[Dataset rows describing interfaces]
----------
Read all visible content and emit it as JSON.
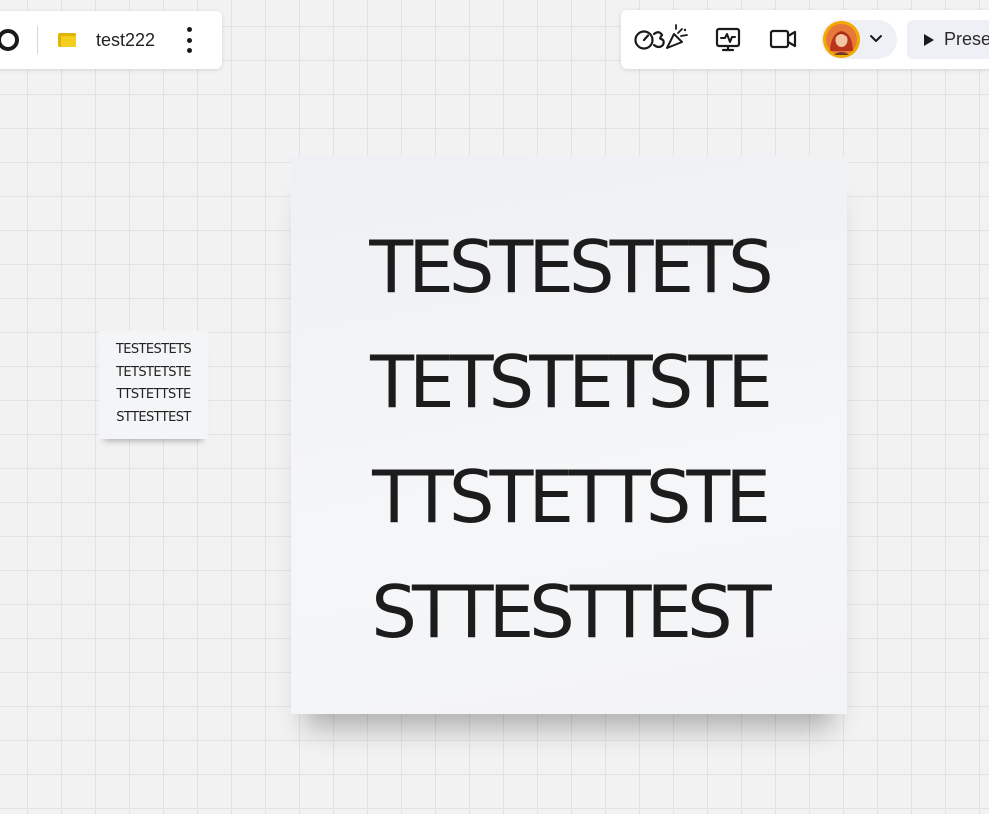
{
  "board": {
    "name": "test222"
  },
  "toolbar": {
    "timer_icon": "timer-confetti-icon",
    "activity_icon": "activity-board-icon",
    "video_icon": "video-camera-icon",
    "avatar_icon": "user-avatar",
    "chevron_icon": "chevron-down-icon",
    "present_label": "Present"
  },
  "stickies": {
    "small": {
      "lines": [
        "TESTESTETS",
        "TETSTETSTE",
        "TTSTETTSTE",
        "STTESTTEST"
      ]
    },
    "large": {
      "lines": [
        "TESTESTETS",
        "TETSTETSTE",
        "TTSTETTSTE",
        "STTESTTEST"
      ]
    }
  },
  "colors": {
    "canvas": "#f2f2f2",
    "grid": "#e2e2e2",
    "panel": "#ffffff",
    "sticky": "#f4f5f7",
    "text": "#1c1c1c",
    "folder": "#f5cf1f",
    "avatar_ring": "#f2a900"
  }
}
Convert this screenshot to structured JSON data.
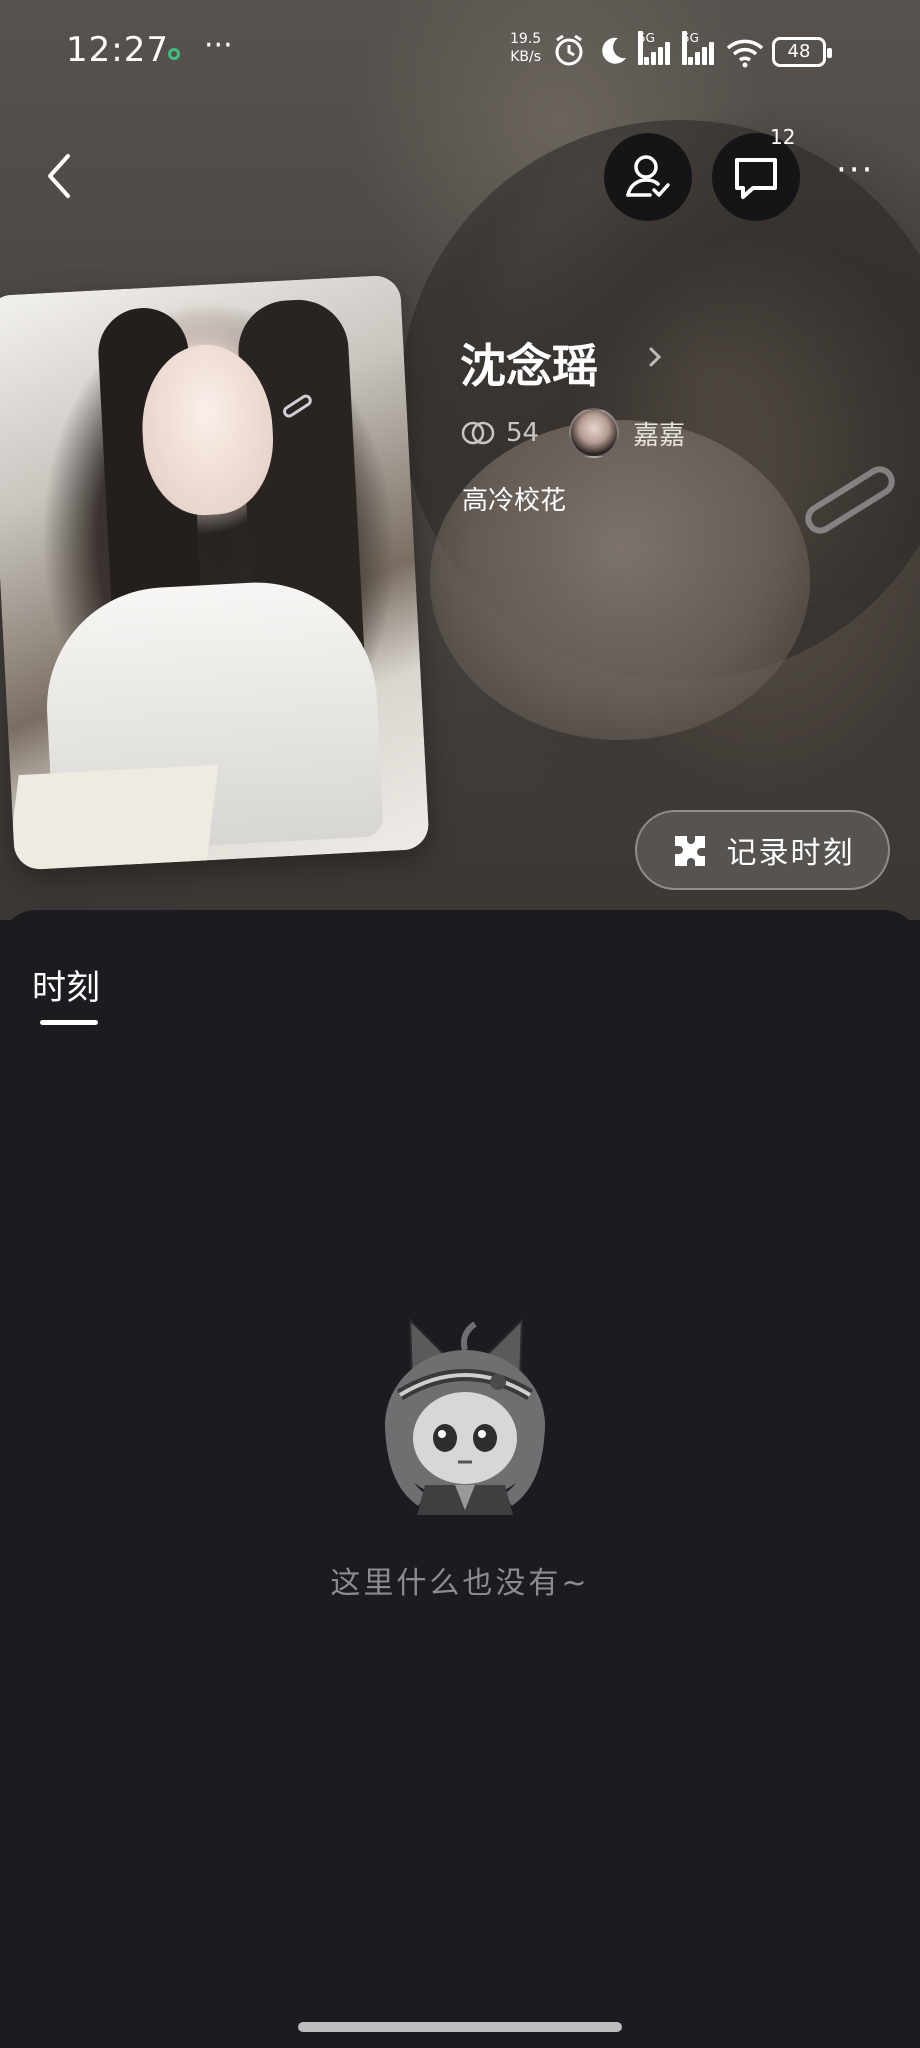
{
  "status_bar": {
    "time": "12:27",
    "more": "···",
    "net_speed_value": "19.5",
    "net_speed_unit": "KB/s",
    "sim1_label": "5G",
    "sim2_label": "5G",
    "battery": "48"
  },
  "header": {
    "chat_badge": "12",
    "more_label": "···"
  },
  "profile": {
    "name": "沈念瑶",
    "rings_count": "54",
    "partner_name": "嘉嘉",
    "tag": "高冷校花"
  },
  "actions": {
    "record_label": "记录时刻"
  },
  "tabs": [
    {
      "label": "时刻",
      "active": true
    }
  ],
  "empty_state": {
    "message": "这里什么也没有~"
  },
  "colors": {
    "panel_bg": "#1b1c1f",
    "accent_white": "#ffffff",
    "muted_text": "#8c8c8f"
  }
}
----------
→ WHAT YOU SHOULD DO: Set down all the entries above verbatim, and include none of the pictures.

→ SOLUTION TO THIS TASK:
Read all visible content and emit it as JSON.
{
  "board": {
    "name": "test222"
  },
  "toolbar": {
    "timer_icon": "timer-confetti-icon",
    "activity_icon": "activity-board-icon",
    "video_icon": "video-camera-icon",
    "avatar_icon": "user-avatar",
    "chevron_icon": "chevron-down-icon",
    "present_label": "Present"
  },
  "stickies": {
    "small": {
      "lines": [
        "TESTESTETS",
        "TETSTETSTE",
        "TTSTETTSTE",
        "STTESTTEST"
      ]
    },
    "large": {
      "lines": [
        "TESTESTETS",
        "TETSTETSTE",
        "TTSTETTSTE",
        "STTESTTEST"
      ]
    }
  },
  "colors": {
    "canvas": "#f2f2f2",
    "grid": "#e2e2e2",
    "panel": "#ffffff",
    "sticky": "#f4f5f7",
    "text": "#1c1c1c",
    "folder": "#f5cf1f",
    "avatar_ring": "#f2a900"
  }
}
Convert this screenshot to structured JSON data.
{
  "status_bar": {
    "time": "12:27",
    "more": "···",
    "net_speed_value": "19.5",
    "net_speed_unit": "KB/s",
    "sim1_label": "5G",
    "sim2_label": "5G",
    "battery": "48"
  },
  "header": {
    "chat_badge": "12",
    "more_label": "···"
  },
  "profile": {
    "name": "沈念瑶",
    "rings_count": "54",
    "partner_name": "嘉嘉",
    "tag": "高冷校花"
  },
  "actions": {
    "record_label": "记录时刻"
  },
  "tabs": [
    {
      "label": "时刻",
      "active": true
    }
  ],
  "empty_state": {
    "message": "这里什么也没有~"
  },
  "colors": {
    "panel_bg": "#1b1c1f",
    "accent_white": "#ffffff",
    "muted_text": "#8c8c8f"
  }
}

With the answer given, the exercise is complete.